There are some problems for which I’ve had solutions for a while but have been lax on implementing:

– Bringing a reusable container for meats/grocery and takeout

– Getting canvas/cloth bags for bulk item shopping, which is where the majority of my plastic bags are still coming from

– Getting cloth for plastic-free storage of greens and veggies in the fridge

My biggest challenges that I don’t really have solutions for are:

– Cat litter

– The garbage

For the purpose of the challenge we are asked to keep a “dilemma bag” where all the plastic that we were not able to avoid during the challenge will go. This is a neat idea because it will help me figure out other challenging areas where I may not have realized I was using throw-away plastic. I will keep you updated on my progress as I go! Wish me luck 🙂

Link

Obesity is not that simple
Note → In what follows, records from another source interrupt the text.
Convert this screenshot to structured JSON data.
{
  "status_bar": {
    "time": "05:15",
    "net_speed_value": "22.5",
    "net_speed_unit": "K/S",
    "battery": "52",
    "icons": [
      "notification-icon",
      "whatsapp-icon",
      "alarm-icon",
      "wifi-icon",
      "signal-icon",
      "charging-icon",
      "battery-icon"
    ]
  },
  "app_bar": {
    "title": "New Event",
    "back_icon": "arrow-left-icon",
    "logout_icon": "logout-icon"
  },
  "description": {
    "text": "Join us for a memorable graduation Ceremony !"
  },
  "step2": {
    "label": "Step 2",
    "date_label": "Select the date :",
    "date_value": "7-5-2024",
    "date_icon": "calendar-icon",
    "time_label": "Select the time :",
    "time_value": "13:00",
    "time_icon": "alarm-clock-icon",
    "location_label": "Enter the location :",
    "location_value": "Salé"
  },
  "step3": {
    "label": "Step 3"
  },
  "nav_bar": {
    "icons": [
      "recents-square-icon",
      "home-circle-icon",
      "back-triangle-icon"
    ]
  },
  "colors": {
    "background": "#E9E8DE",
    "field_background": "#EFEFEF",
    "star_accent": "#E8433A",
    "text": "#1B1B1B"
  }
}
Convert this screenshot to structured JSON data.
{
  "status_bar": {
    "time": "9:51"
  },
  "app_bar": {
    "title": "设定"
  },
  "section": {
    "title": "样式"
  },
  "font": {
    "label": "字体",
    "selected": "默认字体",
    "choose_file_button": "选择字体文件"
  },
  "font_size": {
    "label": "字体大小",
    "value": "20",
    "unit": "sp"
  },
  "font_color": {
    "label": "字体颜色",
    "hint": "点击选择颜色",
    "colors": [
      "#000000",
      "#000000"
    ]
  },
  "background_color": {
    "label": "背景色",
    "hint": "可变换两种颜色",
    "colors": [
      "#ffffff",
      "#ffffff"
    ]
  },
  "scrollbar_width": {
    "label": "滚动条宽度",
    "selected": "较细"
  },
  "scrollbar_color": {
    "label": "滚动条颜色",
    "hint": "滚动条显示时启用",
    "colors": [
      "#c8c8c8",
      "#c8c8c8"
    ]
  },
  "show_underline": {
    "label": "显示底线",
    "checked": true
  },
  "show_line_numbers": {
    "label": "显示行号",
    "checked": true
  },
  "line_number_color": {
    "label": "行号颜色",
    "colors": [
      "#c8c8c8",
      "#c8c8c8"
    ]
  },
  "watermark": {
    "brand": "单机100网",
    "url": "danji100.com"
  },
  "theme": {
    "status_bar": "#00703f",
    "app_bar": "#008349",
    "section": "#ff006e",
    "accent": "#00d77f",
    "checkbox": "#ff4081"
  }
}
A great article on the importance of situational/environmental factors in rising levels of obesity. Researchers agree that pinning personal responsibility as the culprit is too simplistic as many things in our environment, including: history, nutritionally empty food, stress and sleeping patterns, light pollution, chemicals, virus and bacterial infections, alcohol, etc turn out to be “metabolic disturbers” that reset how your body processes fat and can have generational effects. Great article, definitely worth a read.